◆ The data ◆
• • • •
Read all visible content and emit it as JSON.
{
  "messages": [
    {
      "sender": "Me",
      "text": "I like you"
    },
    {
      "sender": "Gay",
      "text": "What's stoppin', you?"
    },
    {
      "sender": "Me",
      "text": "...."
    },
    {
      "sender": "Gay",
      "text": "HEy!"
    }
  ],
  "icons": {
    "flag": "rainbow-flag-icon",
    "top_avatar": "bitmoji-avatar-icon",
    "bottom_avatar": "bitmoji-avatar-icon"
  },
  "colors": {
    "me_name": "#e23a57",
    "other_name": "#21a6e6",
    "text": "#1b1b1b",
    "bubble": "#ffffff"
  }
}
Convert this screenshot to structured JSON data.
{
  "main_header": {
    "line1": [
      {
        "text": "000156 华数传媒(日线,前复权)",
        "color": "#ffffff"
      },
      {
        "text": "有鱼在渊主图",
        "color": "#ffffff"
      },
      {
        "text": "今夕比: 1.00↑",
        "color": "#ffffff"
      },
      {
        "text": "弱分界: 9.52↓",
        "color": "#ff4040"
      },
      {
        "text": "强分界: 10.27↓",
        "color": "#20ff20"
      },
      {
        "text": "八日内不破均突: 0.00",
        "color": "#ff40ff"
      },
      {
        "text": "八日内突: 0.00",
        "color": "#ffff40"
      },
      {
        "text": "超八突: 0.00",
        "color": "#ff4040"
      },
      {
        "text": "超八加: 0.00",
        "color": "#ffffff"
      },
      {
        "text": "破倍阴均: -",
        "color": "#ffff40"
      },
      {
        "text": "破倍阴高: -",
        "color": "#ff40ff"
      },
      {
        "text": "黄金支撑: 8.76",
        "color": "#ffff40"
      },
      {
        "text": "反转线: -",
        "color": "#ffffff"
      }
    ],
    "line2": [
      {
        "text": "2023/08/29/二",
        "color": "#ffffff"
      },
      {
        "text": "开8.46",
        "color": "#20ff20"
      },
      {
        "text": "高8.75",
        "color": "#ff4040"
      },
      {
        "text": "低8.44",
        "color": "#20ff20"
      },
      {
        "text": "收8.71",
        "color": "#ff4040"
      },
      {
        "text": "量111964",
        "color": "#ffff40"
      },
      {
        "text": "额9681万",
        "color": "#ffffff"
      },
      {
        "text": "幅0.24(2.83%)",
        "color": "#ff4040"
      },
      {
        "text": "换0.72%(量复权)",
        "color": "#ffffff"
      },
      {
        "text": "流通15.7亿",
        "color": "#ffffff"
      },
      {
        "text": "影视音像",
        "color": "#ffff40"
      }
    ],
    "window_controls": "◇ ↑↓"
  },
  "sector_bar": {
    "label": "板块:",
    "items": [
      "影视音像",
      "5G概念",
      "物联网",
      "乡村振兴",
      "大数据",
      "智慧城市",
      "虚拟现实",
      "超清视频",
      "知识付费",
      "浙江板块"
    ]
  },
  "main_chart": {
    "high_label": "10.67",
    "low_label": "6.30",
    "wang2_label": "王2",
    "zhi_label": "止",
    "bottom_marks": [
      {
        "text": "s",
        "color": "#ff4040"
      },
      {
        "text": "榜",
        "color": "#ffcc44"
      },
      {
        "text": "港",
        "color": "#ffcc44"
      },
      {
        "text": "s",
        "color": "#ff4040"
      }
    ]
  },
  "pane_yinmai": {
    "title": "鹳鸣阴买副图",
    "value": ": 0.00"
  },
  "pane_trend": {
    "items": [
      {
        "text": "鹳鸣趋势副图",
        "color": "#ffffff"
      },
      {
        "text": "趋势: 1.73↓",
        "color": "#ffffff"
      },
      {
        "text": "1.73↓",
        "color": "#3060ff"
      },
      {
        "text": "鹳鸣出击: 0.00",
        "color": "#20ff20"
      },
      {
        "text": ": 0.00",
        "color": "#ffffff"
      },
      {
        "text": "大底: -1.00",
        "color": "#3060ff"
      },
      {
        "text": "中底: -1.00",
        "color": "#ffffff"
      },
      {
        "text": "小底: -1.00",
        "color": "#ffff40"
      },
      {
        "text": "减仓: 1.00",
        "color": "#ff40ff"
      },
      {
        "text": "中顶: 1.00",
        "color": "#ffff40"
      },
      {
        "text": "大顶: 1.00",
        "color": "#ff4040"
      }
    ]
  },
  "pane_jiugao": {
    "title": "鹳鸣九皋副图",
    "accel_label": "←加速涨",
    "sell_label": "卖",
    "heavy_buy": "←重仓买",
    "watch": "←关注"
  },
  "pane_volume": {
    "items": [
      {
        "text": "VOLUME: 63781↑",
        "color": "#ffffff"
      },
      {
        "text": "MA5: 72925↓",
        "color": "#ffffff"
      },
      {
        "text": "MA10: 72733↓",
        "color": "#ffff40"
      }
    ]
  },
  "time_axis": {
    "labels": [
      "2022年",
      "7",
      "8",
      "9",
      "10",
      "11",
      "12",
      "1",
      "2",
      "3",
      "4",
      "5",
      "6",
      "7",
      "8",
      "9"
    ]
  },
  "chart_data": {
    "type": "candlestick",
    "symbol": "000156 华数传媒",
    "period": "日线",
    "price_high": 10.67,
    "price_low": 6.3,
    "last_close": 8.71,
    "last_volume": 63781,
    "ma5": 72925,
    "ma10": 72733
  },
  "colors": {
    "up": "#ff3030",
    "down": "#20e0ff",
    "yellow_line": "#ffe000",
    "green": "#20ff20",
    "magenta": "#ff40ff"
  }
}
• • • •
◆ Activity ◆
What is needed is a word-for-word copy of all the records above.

◆ Answer ◆
Read all visible content and emit it as JSON.
{
  "messages": [
    {
      "sender": "Me",
      "text": "I like you"
    },
    {
      "sender": "Gay",
      "text": "What's stoppin', you?"
    },
    {
      "sender": "Me",
      "text": "...."
    },
    {
      "sender": "Gay",
      "text": "HEy!"
    }
  ],
  "icons": {
    "flag": "rainbow-flag-icon",
    "top_avatar": "bitmoji-avatar-icon",
    "bottom_avatar": "bitmoji-avatar-icon"
  },
  "colors": {
    "me_name": "#e23a57",
    "other_name": "#21a6e6",
    "text": "#1b1b1b",
    "bubble": "#ffffff"
  }
}
Convert this screenshot to structured JSON data.
{
  "main_header": {
    "line1": [
      {
        "text": "000156 华数传媒(日线,前复权)",
        "color": "#ffffff"
      },
      {
        "text": "有鱼在渊主图",
        "color": "#ffffff"
      },
      {
        "text": "今夕比: 1.00↑",
        "color": "#ffffff"
      },
      {
        "text": "弱分界: 9.52↓",
        "color": "#ff4040"
      },
      {
        "text": "强分界: 10.27↓",
        "color": "#20ff20"
      },
      {
        "text": "八日内不破均突: 0.00",
        "color": "#ff40ff"
      },
      {
        "text": "八日内突: 0.00",
        "color": "#ffff40"
      },
      {
        "text": "超八突: 0.00",
        "color": "#ff4040"
      },
      {
        "text": "超八加: 0.00",
        "color": "#ffffff"
      },
      {
        "text": "破倍阴均: -",
        "color": "#ffff40"
      },
      {
        "text": "破倍阴高: -",
        "color": "#ff40ff"
      },
      {
        "text": "黄金支撑: 8.76",
        "color": "#ffff40"
      },
      {
        "text": "反转线: -",
        "color": "#ffffff"
      }
    ],
    "line2": [
      {
        "text": "2023/08/29/二",
        "color": "#ffffff"
      },
      {
        "text": "开8.46",
        "color": "#20ff20"
      },
      {
        "text": "高8.75",
        "color": "#ff4040"
      },
      {
        "text": "低8.44",
        "color": "#20ff20"
      },
      {
        "text": "收8.71",
        "color": "#ff4040"
      },
      {
        "text": "量111964",
        "color": "#ffff40"
      },
      {
        "text": "额9681万",
        "color": "#ffffff"
      },
      {
        "text": "幅0.24(2.83%)",
        "color": "#ff4040"
      },
      {
        "text": "换0.72%(量复权)",
        "color": "#ffffff"
      },
      {
        "text": "流通15.7亿",
        "color": "#ffffff"
      },
      {
        "text": "影视音像",
        "color": "#ffff40"
      }
    ],
    "window_controls": "◇ ↑↓"
  },
  "sector_bar": {
    "label": "板块:",
    "items": [
      "影视音像",
      "5G概念",
      "物联网",
      "乡村振兴",
      "大数据",
      "智慧城市",
      "虚拟现实",
      "超清视频",
      "知识付费",
      "浙江板块"
    ]
  },
  "main_chart": {
    "high_label": "10.67",
    "low_label": "6.30",
    "wang2_label": "王2",
    "zhi_label": "止",
    "bottom_marks": [
      {
        "text": "s",
        "color": "#ff4040"
      },
      {
        "text": "榜",
        "color": "#ffcc44"
      },
      {
        "text": "港",
        "color": "#ffcc44"
      },
      {
        "text": "s",
        "color": "#ff4040"
      }
    ]
  },
  "pane_yinmai": {
    "title": "鹳鸣阴买副图",
    "value": ": 0.00"
  },
  "pane_trend": {
    "items": [
      {
        "text": "鹳鸣趋势副图",
        "color": "#ffffff"
      },
      {
        "text": "趋势: 1.73↓",
        "color": "#ffffff"
      },
      {
        "text": "1.73↓",
        "color": "#3060ff"
      },
      {
        "text": "鹳鸣出击: 0.00",
        "color": "#20ff20"
      },
      {
        "text": ": 0.00",
        "color": "#ffffff"
      },
      {
        "text": "大底: -1.00",
        "color": "#3060ff"
      },
      {
        "text": "中底: -1.00",
        "color": "#ffffff"
      },
      {
        "text": "小底: -1.00",
        "color": "#ffff40"
      },
      {
        "text": "减仓: 1.00",
        "color": "#ff40ff"
      },
      {
        "text": "中顶: 1.00",
        "color": "#ffff40"
      },
      {
        "text": "大顶: 1.00",
        "color": "#ff4040"
      }
    ]
  },
  "pane_jiugao": {
    "title": "鹳鸣九皋副图",
    "accel_label": "←加速涨",
    "sell_label": "卖",
    "heavy_buy": "←重仓买",
    "watch": "←关注"
  },
  "pane_volume": {
    "items": [
      {
        "text": "VOLUME: 63781↑",
        "color": "#ffffff"
      },
      {
        "text": "MA5: 72925↓",
        "color": "#ffffff"
      },
      {
        "text": "MA10: 72733↓",
        "color": "#ffff40"
      }
    ]
  },
  "time_axis": {
    "labels": [
      "2022年",
      "7",
      "8",
      "9",
      "10",
      "11",
      "12",
      "1",
      "2",
      "3",
      "4",
      "5",
      "6",
      "7",
      "8",
      "9"
    ]
  },
  "chart_data": {
    "type": "candlestick",
    "symbol": "000156 华数传媒",
    "period": "日线",
    "price_high": 10.67,
    "price_low": 6.3,
    "last_close": 8.71,
    "last_volume": 63781,
    "ma5": 72925,
    "ma10": 72733
  },
  "colors": {
    "up": "#ff3030",
    "down": "#20e0ff",
    "yellow_line": "#ffe000",
    "green": "#20ff20",
    "magenta": "#ff40ff"
  }
}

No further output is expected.